Just 7 percent of Delhi’s police force are women and 16 percent of the NYPD’s most recent graduating class were women.

On the military side, women make up about 15 percent of active US army service members, while in Norway, which tops many gender equality indexes, only about 10 percent of the country’s military is female. 

- Denis Fitzgerald

(photo: UN Photo/Saw Lwin)       

‘Flying Cameras’ for DRC not Armed Drones says Peacekeeping Chief

Feb. 6, 2013 – The head of U.N. peacekeeping operations on Wednesday said the planned deployment of unmanned aircraft vehicles for surveillance in the Democratic Republic of Congo should not be conflated with the use of drone aircraft by the United States to launch missiles.

“Maybe the word should not be drones because these days, you know, people associate the word drones with the image of missiles being launched,” Herve Ladsous said at a press conference when asked about the recent authorization by the Security Council to allow MONUSCO deploy surveillance drones in the DRC. “No, no, no,” he said. “This clearly is UAVs for surveillance purposes only, basically a flying camera.”

Or, to put it another way, drones that take pictures, not lives.

The U.N. says it will use the drones to monitor the movements of militia groups and to help it better respond to humanitarian situations.

- Denis Fitzgerald

NYPD Blue Helmets

Shortly after his election as United Nations secretary-general, Ban Ki-moon was visited by Mayor Mike Bloomberg, who upbraided the U.N. chief about the “860 fire code violations” at the world body’s Midtown East headquarters, telling him “that any other building in New York would have been shut down long ago.”

Ban assured the mayor, who was accompanied by then fire commissioner Nicholas Scoppetta, that the upcoming $1.9 billion renovation of the sixty year old building would bring it up to code, an April 2007 diplomatic cable recently released by WikiLeaks reveals. 

But it was New York’s City’s police department rather than its fire department that was on Ban’s mind.

Secretary-General Ban complimented Mayor Bloomberg on the scope and size of the NYPD, making particular note that many of the officers speak languages other than English.

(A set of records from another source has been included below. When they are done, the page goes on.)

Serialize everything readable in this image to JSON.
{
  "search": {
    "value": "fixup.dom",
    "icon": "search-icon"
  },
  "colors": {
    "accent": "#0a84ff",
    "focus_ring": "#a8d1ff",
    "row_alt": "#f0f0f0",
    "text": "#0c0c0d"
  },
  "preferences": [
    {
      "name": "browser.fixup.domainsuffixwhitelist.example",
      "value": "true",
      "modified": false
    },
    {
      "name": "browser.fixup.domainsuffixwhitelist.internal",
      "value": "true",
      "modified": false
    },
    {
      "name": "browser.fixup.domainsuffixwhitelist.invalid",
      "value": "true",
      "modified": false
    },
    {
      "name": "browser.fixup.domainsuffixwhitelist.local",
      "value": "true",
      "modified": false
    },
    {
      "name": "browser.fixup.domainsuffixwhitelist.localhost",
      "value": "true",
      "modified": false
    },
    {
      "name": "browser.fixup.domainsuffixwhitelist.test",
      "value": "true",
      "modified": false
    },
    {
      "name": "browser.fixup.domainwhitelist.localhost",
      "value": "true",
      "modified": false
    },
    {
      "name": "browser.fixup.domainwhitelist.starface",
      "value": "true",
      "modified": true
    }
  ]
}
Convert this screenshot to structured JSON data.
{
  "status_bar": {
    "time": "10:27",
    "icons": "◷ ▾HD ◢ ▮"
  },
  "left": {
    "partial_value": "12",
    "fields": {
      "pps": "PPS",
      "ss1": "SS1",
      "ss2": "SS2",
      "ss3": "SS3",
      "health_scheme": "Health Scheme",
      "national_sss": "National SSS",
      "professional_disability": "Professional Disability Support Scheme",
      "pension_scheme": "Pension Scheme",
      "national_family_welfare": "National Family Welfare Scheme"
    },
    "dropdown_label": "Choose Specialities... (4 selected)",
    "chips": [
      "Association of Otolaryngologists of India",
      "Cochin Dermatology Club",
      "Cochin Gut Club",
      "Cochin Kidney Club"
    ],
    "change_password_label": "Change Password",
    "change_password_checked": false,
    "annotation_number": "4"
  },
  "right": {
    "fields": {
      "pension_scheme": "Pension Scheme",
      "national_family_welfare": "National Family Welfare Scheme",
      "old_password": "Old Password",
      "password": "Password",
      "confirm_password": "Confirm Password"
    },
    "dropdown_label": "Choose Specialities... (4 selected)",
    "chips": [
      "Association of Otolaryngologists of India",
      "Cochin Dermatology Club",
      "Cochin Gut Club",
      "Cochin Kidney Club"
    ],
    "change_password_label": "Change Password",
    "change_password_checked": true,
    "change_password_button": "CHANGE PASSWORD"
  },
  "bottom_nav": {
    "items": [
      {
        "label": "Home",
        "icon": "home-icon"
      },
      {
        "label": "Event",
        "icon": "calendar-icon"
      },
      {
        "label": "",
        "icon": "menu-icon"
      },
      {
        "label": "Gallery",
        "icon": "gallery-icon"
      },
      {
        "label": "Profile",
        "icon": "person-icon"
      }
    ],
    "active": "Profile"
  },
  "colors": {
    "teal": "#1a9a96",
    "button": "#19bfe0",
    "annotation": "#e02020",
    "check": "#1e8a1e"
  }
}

Ban raised the idea of soliciting the NYPD to participate in UN peacekeeping mission.

It made sense from the U.N.’s point of view. There’s probably no other police force in the world as diverse as the NYPD. Twenty percent of the force are foreign born and 64 different languages are spoken among its officers, from Amharic to Yorub, according to the department’s website.

The proposal received a lukewarm response from the mayor though.

Bloomberg replied that the idea was unique and that he would need to discuss the matter with his police commissioner and other experts in his administration.

The idea doesn’t appear to have gained any traction. There were about 200 U.S. police serving with U.N peacekeeping operations in 2007, mostly in Kosovo, and there are currently some 75 U.S. police deployed with U.N. missions, the majority in Haiti.

Meanwhile, work on renovating the U.N.’s headquarters, and fixing those 860 fire code violations, is ongoing.